It’s Event Season. Your booth is picked, logistics are set. Now it’s time to maximize on your presence. You’ve spent a lot of time and money on this event, here are a few tips to getting the most out of it:
Pre-Event Promotion & Planning
T minus 30: time to start promoting your participation. Here are some things you could get started with:
- Promote your participation on all social channels like LinkedIn. Utilize the company page and personal accounts of those attending.
- Set up a new booking calendar page with tools like Calendly or Microsoft Bookings (included in Microsoft365). Provide options like ‘Schedule demo’ or ‘Book a Consult’. Create a QR code for the booking page that can be used for booth side traffic.
- Create an event landing page on your website. Include a booking link, but also a visitor contact registration form so that contacts can provide their details booth side and go directly into your CRM.
- Add the event information to everyone’s email signature.
- Announce something. A new feature, new customer. Create a little bit of buzz around the event. Distribute on a low cost web wire service.
- Send a marketing email to all contacts that are likely to attend. It’s okay to overshoot on this one. It could be a list of association members, prospects/customers in the area, etc. Call to action, “let’s setup some time to meet”, or “come by booth 123”.
- Have sellers send a short sequence to their contacts, even if they are not attending.
- Set goals! # of new opportunities, # of new contacts, assign someone to competitor insights. Whatever your goals are, document them for your post mortem review. Gamify goals as a team.
- Set a booth schedule. No one wants to be on their feet all day. Maximum presence during exhibit hours, but otherwise reduce booth duty to one person at a time. Use attendee time to scope out competitors, go to sessions, meet customers or prospects.
- Internal team meeting. Get everyone on page. Agree on a penetrating question to start conversations. Agree on a 7 word description of what you do. Agree that no one should ever be sitting or working at the booth.
- Create a Campaign and Event record in CRM. Track your campaign costs, and relate campaign responses and event participants to these new records.
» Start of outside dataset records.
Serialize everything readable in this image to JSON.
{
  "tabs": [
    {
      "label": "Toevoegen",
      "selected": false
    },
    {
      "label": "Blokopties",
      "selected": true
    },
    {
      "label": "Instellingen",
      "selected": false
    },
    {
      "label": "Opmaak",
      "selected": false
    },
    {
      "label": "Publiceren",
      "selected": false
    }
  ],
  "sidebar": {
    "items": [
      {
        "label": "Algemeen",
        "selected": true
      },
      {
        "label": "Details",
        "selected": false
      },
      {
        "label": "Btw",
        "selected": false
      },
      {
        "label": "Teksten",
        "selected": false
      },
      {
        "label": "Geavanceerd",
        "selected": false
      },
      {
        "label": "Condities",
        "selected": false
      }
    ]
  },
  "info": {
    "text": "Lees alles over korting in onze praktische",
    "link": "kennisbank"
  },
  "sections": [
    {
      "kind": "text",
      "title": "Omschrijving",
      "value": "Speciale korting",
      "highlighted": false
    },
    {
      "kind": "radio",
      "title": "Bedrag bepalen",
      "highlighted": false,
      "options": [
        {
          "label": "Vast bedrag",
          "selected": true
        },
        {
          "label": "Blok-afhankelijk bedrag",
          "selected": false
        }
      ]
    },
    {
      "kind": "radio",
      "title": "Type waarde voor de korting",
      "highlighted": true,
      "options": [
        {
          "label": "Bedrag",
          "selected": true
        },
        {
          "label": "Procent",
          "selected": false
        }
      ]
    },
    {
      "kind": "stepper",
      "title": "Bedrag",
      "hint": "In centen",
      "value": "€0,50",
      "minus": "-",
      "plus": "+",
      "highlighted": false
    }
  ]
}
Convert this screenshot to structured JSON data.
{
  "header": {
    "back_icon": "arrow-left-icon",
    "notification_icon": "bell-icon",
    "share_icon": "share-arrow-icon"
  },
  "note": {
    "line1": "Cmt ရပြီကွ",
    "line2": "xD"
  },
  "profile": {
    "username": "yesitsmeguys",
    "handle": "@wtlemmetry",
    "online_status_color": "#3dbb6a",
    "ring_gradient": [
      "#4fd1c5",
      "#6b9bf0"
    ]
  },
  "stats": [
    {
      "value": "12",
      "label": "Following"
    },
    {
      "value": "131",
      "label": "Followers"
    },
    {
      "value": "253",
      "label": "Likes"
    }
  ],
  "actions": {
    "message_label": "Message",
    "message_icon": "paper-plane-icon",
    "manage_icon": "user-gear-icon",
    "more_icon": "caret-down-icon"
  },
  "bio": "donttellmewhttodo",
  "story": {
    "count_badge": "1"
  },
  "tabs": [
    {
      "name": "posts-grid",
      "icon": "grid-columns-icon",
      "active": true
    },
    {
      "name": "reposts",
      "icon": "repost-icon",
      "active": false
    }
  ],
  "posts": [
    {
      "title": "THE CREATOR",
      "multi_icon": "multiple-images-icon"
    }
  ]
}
This will track your attribution for later.
It’s Go Time!
Here comes the easy part:
- Attend all social events, encourage at least one representative to attend each session and report back on what was covered. Turn that rich content into blogs that offer your company’s perspective on the problem at hand. This will give you content for months.
- Post Post Post! Hit all the social channels you are on with happy pics, session pics – everything you’ve got.
- Setup a QR code: Visitors can scan the code with their own phones. They can drop their email and name into a form right from there. As well as access any valuable content. You could put that content behind a form wall.
- Setup a contact logging form for sellers. Same idea, simplified form so they can add contacts to CRM instantly. Those new contacts will get created and have a campaign response automatically created.
Here comes the most important part:
- Assign all inputted contacts to a seller.
- Send contacts to a marketing email.
- Assigned contacts should be added to a follow-up sequence with an email, auto reply email, LinkedIn touch, and phone call.
- Track activity and engagement one week later. Make sure follow-ups were done.
- Make sure all contacts have a campaign response and event participation to their record. This will help with attribution later.
- Schedule a post mortem the very next day.
This last step is pretty critical as it will answer the inevitable question: “Was it worth it?” Ideally you find new opportunities at the event, but in addition you want to track other benefits of events such as:
- How many new contacts did you meet?
- How many customers did you meet?
- Any new opportunities created? Were they attributed to the event?
- How many impressions did you create with your pre-event marketing?
- What industry insights did you glean?
- What did you learn about competitors?
- What would you do differently next year?
Answer the question, “Would you do it again next year?”. Sometimes that impulse decision is the right one. Document the answer for next year’s sober look.
Today, decision makers are running for cover, trying to avoid all prospecting attempts. Live events represent one of the last ways to form authentic connections. For B2B software companies, not every marketing action has a linear and related path to opportunity creation. It’s important to build brand awareness and educate potential buyers. If planned right, events are a great way to do this.